1. Not finding help here? Sign up for a free 30min tutor trial with Chegg Tutors
    Dismiss Notice
Dismiss Notice
Join Physics Forums Today!
The friendliest, high quality science and math community on the planet! Everyone who loves science is here!

Series (proof) question

  1. Feb 22, 2015 #1
    iiii(a-1)!iiiiiiiiiiiiii(a-1)!iiiiiiiiiiiii(a-1)!iiiiiiiiiiiiiiiiii(a-1)!
    ------------ii+ii------------ii+ii------------iiiiiii+ii------------ii=ii2a-1
    i(a-1)!*0!iiiiiiiiii(a-2)!*1!iiiiiiiii(a-3)!*2!iiii...iiiiiii0!*(a-1)!

    In case you are having trouble reading that:
    [itex](a-1)!/((a-1!*0!)) + (a-1)!/((a-2)!*1!) + (a-1)!/((a-3)!*2!)... + (a-1)!/(0!*(a-1)!) = 2a-1[/itex]
    Assuming a = positive integer

    Essentially, I haven't had much experience with logs, and would be interested in a hint to making this a little more workable.

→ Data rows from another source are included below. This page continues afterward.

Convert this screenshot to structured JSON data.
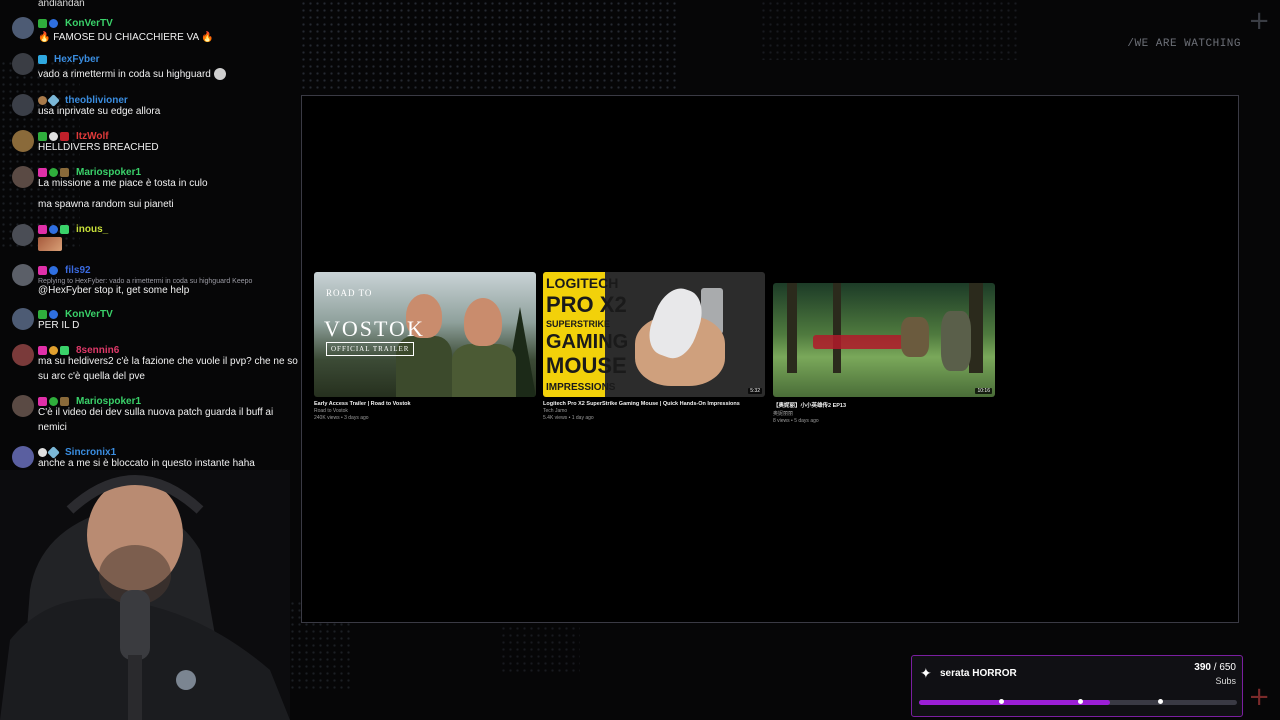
{
  "overlay": {
    "watch_text": "/WE ARE WATCHING"
  },
  "chat": {
    "top_cut": "andiandan",
    "messages": [
      {
        "user": "KonVerTV",
        "color": "#3ad26a",
        "text": "🔥 FAMOSE DU CHIACCHIERE VA 🔥"
      },
      {
        "user": "HexFyber",
        "color": "#3a8de0",
        "text": "vado a rimettermi in coda su highguard"
      },
      {
        "user": "theoblivioner",
        "color": "#3a8de0",
        "text": "usa inprivate su edge allora"
      },
      {
        "user": "ItzWolf",
        "color": "#e03a3a",
        "text": "HELLDIVERS BREACHED"
      },
      {
        "user": "Mariospoker1",
        "color": "#3ad26a",
        "text": "La missione a me piace è tosta in culo"
      },
      {
        "user": "",
        "color": "#3ad26a",
        "text": "ma spawna random sui pianeti"
      },
      {
        "user": "inous_",
        "color": "#c8e03a",
        "text": ""
      },
      {
        "user": "fils92",
        "color": "#3a6ae0",
        "reply": "Replying to HexFyber: vado a rimettermi in coda su highguard Keepo",
        "text": "@HexFyber stop it, get some help"
      },
      {
        "user": "KonVerTV",
        "color": "#3ad26a",
        "text": "PER IL D"
      },
      {
        "user": "8sennin6",
        "color": "#e03a6a",
        "text": "ma su heldivers2 c'è la fazione che vuole il pvp? che ne so su arc c'è quella del pve"
      },
      {
        "user": "Mariospoker1",
        "color": "#3ad26a",
        "text": "C'è il video dei dev sulla nuova patch guarda il buff ai nemici"
      },
      {
        "user": "Sincronix1",
        "color": "#3a8de0",
        "text": "anche a me si è bloccato in questo instante haha"
      }
    ]
  },
  "videos": [
    {
      "title": "Early Access Trailer | Road to Vostok",
      "channel": "Road to Vostok",
      "stats": "240K views • 3 days ago",
      "thumb_text": {
        "top": "ROAD TO",
        "main": "VOSTOK",
        "badge": "OFFICIAL TRAILER"
      }
    },
    {
      "title": "Logitech Pro X2 SuperStrike Gaming Mouse | Quick Hands-On Impressions",
      "channel": "Tech Jamo",
      "stats": "5.4K views • 1 day ago",
      "duration": "5:32",
      "thumb_text": {
        "l1": "LOGITECH",
        "l2": "PRO X2",
        "l3": "SUPERSTRIKE",
        "l4": "GAMING",
        "l5": "MOUSE",
        "l6": "IMPRESSIONS"
      }
    },
    {
      "title": "【奥妮丽】小小英雄传2 EP13",
      "channel": "奥妮丽丽",
      "stats": "8 views • 5 days ago",
      "duration": "10:16"
    }
  ],
  "goal": {
    "title": "serata HORROR",
    "current": "390",
    "target": "650",
    "unit": "Subs",
    "progress": 0.6,
    "accent": "#9b1fd6"
  }
}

    The next part incorporates part of a logic problem. If you haven't completed (click here), don't continue
    Each term represents a number of combinations that occurs with a specific number of objects. For example, if you have 10 people and want to find out how many combinations there are of them going to a party (1,6,10), (1,3,5,9,10) etc; you can find out by finding how many different combinations of 1 person there are, how many combinations of two people, etc. Essentially, I developed a chart to represent it:
    1 1 1 1
    1 2 3 4
    1 3 6 10
    1 4 10 20

    And a formula to find any term where x=row # and y=column #
    iii(x+y-2)!
    ---------------
    (x-1)!*(y-1)!
    The series above represents a sum of the diagonal of the chart. Someone else also noticed that the same problem could be solved using binary, hence the fact that they equal each other.
    I can go into more detail about how I developed this if requested
     
    Last edited: Feb 22, 2015
  2. jcsd
  3. Feb 22, 2015 #2

    Svein

    User Avatar
    Science Advisor

    [itex] 2^{a-1}=(1 + 1)^{a-1} =1^{a-1}+\frac{a-1}{1}1^{a-2}1^{1}+...[/itex]
     
Know someone interested in this topic? Share this thread via Reddit, Google+, Twitter, or Facebook

Have something to add?
Draft saved Draft deleted



Similar Discussions: Series (proof) question
  1. Series Proofs (Replies: 5)

  2. Proof of a series (Replies: 2)

  3. Divergent Series Proof (Replies: 2)

Loading...